▸ **TASK DESCRIPTION**: Every line with "value" in it must be copied from the data.

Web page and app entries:
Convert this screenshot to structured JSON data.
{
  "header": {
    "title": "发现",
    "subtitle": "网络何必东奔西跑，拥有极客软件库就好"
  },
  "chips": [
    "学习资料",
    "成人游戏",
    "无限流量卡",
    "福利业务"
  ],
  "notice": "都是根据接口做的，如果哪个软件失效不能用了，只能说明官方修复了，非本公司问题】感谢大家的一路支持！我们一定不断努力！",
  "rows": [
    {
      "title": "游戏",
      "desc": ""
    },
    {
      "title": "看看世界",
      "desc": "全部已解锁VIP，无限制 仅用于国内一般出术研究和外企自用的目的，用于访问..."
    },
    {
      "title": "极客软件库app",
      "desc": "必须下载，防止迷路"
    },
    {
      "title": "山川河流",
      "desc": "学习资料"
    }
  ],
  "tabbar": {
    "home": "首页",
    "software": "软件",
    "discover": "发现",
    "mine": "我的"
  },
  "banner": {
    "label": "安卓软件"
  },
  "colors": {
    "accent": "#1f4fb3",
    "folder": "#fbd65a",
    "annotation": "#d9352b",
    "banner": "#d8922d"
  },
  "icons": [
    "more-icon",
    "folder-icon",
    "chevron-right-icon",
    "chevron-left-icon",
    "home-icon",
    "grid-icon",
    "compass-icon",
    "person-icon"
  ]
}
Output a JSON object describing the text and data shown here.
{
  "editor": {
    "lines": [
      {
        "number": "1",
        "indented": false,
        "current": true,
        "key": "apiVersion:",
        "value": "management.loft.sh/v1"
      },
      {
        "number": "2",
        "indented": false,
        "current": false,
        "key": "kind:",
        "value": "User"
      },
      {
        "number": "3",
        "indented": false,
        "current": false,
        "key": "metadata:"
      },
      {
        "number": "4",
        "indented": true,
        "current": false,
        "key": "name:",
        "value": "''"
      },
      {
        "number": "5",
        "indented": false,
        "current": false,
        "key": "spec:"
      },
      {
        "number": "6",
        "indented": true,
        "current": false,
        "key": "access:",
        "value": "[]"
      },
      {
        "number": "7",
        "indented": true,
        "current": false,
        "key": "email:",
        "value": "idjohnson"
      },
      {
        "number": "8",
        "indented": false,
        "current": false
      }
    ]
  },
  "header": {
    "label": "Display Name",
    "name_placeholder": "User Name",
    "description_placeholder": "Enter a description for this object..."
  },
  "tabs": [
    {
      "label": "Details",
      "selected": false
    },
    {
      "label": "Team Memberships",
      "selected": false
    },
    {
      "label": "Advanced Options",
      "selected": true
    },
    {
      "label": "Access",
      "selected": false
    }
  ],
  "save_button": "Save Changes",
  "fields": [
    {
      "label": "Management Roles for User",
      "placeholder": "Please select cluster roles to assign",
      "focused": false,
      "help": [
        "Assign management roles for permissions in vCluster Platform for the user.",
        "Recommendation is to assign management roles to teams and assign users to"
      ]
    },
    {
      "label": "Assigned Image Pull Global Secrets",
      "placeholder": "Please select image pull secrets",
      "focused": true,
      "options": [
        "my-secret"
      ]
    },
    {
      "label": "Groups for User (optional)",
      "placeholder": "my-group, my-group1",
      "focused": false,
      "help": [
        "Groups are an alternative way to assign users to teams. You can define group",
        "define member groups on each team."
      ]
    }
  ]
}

▸ **RESPONSE BOX**:
        "value": "management.loft.sh/v1"
        "value": "User"
        "value": "''"
        "value": "[]"
        "value": "idjohnson"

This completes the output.